The disappearance & reappearance of the relics

On December 4, 1956 the relics were removed from the case on display and replaced with a small card that stated "temporarily removed." A few weeks later the case too had mysteriously vanished. Initially officials of the Royal Ontario Museum deemed the Beardmore Relics to be one of their greatest historical finds of all time, but today it is considered one of their greatest embarrassments.[7] Many years later however, the Beardmore relics returned to the Royal Ontario Museum for public display in the 1990s.[6]

The Beardmore Relics as a Hoax

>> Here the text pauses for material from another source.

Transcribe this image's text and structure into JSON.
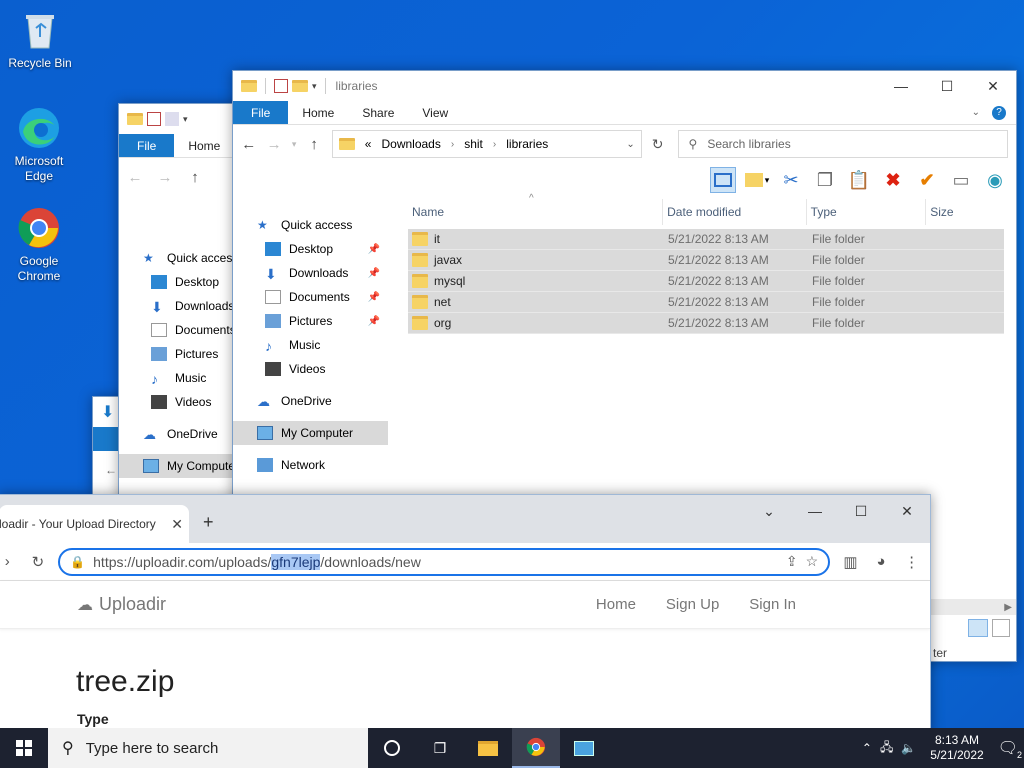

In spite of the lack of absolute proof in either direction, the weapons received a place of honor in the Museum's galleries for many years. Publications of all kinds (including textbooks) as documentation that the Norsemen at one time entered into the upper Great Lakes area around 1000 A.D. [1] On November 30, 1956 a retired prospector by the name Carey Marshman Brooks volunteered to give his testimony in Fort William and himself called the Beardmore Relics a deliberate hoax. Although there were many accounts that swore that James Edward Dodd fabricated the discovery of the Beardmore Relics, it is not understood why Dodd would have carried out such a hoax, seeing that he did not seek after much publicity or profit. It was only through a schoolteacher named O.C. Elliot, that the Royal Ontario Museum found out about the existence of the relics. As of the present day, the Beardmore Relics are said to remain in the storage of the Royal Ontario Museum within the category of uncertain history. The evidence for or against the discovery ultimately depends too much on the circumstances for assertions to be made that it is an absolute hoax, but popular opinion leans more toward the relics as being a hoax. [1]

References